Registration Dossier

Toxicological information

Carcinogenicity

Currently viewing:

Administrative data

Description of key information

In a key combined chronic/carcinogenicity study (Harbison et al., 1989), male and female Sprague Dawley rats were inhalation exposed to 0, 36, 181 or 543 mg/m³ morpholine (99.2 %) for 6 hours a day, 5 days per week for 52 (interim sacrifice) or 104 weeks (terminal sacrifice). Findings in this study were limited to local effects of irritation (ocular and nasal cavity effects) noted during clinical observation and ophthalmoscopic examination, and were confirmed histopathologically. There was no evidence of increased incidence of carcinogenesis due to morpholine inhalation at doses up to and including 543 mg/m³.
In a supporting carcinogenicity study (Kitano et al., 1997), morpholine (>97 %) was administered in the diet to male Fischer rats at approximately 220 mg/kg bw for a period of 23 weeks in combination with (i) a preceding 4-week initiation phase characterised by a treatment with 6 known carcinogens and/or (ii) sodium nitrite concurrently given in the drinking water for 23 weeks. Morpholine alone was not tested; however, morpholine plus initiation treatment (without sodium nitrite treatment) as well as morpholine plus sodium nitrite treatment (without initiation treatment) did not induce tumour promotion.

Key value for chemical safety assessment

Additional information

In a key combined chronic/carcinogenicity study (Harbison et al., 1989), morpholine (99.2 %) was administered by whole body inhalation exposure to Sprague-Dawley rats at mean concentrations of 0, 36, 181 or 543 mg/m³ (6 h/day, 5 days/week) for 52 weeks (10 animals/sex/group) or for 104 weeks (60 animals/sex/group). No treatment-related changes in mortality, body weights, organ weights, or clinical pathology parameters were observed. Ophthalmoscopic examinations at week 103 revealed signs of eye irritation. Histological findings were limited to ocular and anterior nasal cavity effects, consistent with the known irritating properties of morpholine. At the doses tested, there was no evidence of increased incidence of carcinogenesis due to chronic morpholine inhalation. Since only local effects were noted, under the conditions of this study, the NOAEC was >543 mg/m³ for both carcinogenicity and toxicity.
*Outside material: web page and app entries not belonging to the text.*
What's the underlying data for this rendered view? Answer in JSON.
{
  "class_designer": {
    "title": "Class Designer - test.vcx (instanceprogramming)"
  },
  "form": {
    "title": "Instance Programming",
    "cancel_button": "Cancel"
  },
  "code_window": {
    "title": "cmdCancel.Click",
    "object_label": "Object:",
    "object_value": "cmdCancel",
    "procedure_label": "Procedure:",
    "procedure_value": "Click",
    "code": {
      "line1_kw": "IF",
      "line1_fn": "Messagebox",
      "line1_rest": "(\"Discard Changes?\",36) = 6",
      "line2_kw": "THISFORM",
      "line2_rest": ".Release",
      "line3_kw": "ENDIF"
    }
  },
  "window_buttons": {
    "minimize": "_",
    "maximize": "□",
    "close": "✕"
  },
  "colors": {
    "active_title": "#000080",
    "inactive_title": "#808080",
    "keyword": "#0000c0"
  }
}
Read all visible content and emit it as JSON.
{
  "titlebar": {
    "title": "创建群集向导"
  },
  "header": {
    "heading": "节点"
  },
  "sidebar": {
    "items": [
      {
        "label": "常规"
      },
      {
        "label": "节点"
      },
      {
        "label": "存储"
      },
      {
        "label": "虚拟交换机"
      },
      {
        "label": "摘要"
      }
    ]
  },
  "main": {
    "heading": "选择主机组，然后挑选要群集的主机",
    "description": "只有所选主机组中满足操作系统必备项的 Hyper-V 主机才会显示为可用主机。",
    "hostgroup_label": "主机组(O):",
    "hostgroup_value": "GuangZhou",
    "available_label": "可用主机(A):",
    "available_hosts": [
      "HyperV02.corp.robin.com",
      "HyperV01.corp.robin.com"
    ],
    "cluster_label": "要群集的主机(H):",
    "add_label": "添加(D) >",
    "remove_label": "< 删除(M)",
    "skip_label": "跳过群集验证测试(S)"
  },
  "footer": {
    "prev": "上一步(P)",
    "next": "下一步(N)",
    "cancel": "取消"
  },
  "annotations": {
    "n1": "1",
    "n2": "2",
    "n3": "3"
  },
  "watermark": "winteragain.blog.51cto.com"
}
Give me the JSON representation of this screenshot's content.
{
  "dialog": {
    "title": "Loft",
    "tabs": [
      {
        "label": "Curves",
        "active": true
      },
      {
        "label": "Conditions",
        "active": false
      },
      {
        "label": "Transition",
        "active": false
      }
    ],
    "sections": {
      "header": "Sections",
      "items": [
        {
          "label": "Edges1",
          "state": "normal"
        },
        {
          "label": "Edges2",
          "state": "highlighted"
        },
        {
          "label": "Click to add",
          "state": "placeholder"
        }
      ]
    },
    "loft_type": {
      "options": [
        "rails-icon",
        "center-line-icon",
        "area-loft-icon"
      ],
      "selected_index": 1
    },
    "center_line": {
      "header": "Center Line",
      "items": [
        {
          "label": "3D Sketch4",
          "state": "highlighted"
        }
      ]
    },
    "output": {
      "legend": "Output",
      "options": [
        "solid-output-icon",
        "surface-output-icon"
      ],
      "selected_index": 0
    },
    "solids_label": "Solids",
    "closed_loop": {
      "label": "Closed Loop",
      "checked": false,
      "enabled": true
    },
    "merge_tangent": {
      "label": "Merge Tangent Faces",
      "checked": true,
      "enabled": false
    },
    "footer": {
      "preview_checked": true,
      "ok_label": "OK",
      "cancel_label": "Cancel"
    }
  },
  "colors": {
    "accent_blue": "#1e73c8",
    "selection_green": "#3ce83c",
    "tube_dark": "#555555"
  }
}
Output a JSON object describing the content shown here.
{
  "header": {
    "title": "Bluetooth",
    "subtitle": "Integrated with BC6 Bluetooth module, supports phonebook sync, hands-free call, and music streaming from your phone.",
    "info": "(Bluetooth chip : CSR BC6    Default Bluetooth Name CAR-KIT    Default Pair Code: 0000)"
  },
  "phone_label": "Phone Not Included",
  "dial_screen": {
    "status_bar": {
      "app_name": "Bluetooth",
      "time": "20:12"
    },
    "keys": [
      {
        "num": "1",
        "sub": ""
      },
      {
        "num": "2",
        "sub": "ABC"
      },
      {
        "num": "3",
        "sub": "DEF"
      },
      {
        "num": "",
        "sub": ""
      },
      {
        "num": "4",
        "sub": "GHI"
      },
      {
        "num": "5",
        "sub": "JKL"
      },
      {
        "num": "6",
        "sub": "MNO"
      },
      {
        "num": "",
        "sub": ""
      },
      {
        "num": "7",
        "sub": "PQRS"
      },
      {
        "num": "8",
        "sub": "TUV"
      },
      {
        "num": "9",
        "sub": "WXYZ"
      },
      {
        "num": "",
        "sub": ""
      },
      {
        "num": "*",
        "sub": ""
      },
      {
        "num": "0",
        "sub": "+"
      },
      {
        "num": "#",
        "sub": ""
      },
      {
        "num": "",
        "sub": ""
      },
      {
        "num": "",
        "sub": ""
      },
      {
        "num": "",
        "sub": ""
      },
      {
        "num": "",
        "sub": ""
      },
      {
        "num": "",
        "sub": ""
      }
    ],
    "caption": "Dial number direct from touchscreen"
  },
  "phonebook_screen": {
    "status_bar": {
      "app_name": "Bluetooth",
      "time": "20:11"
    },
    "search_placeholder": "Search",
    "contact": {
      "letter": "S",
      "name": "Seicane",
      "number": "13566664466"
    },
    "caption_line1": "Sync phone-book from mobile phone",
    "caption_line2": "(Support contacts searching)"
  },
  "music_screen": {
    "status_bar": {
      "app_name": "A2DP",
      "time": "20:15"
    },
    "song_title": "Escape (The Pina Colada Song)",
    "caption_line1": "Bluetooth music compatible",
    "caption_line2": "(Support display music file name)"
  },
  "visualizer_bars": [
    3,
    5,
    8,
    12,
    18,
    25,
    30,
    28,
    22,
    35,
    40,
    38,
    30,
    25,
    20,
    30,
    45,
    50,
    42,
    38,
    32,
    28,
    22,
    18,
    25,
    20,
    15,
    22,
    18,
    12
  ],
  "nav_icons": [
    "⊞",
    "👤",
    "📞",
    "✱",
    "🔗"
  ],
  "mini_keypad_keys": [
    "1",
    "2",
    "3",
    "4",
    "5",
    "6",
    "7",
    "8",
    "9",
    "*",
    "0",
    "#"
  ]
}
In a supporting carcinogenicity study (Kitano et al., 1997), the effects of dietary morpholine administration at a dose level of 0.5 % (approx. 220 mg/kg bw) to male Fischer 344 rats (10 or 20 animals/group) were investigated for a period of 23 weeks (i) in combination with sodium nitrite given in the drinking water following an initiation phase, (ii) without sodium nitrite following an initiation phase and (iii) in combination with sodium nitrite without initiation phase. In an additional experiment, male Fischer 344 rats (14 or 5 animals/group) received a dietary treatment with morpholine (2.0 %) for 1 hour with subsequent administration of sodium nitrite for determination of N-nitroso compounds in the stomach and to detect DNA adduct generation. Both experiments were run with concurrent control groups. Morpholine alone was not tested. The initiation treatment decreased the body weight of rats compared to non-initiated groups. The group that was initiated and received sodium nitrite in the drinking water and morpholine in the diet was significantly lower in body weight than the group that was only initiated. However, the liver and kidneys weights were increased. The combination of initiation followed by sodium nitrite and morpholine caused an increase in the number and area of GST-P positive liver foci as compared to the group that was only initiated, indicating that morpholine plus sodium nitrite, but not morpholine alone, has a tumour promoting effect. Treatment with morpholine or morpholine plus sodium nitrite did not clearly lead to an increased tumour incidence. No tumours were induced by morpholine plus sodium nitrite in the absence of initiation. The mean N-nitrosomorpholine yield in the group given morpholine plus sodium nitrite was 6720 µg. No DNA adducts related to morpholine treatment were detected immunohistochemically.

Overall, there was no evidence of carcinogenic activity of morpholine.

Justification for classification or non-classification

Classification, Labeling, and Packaging Regulation (EC) No 1272/2008

Since there is no evidence for a carcinogenic potential, morpholine is not subject to classification as being carcinogenic according to Regulation 1272/2008/EC.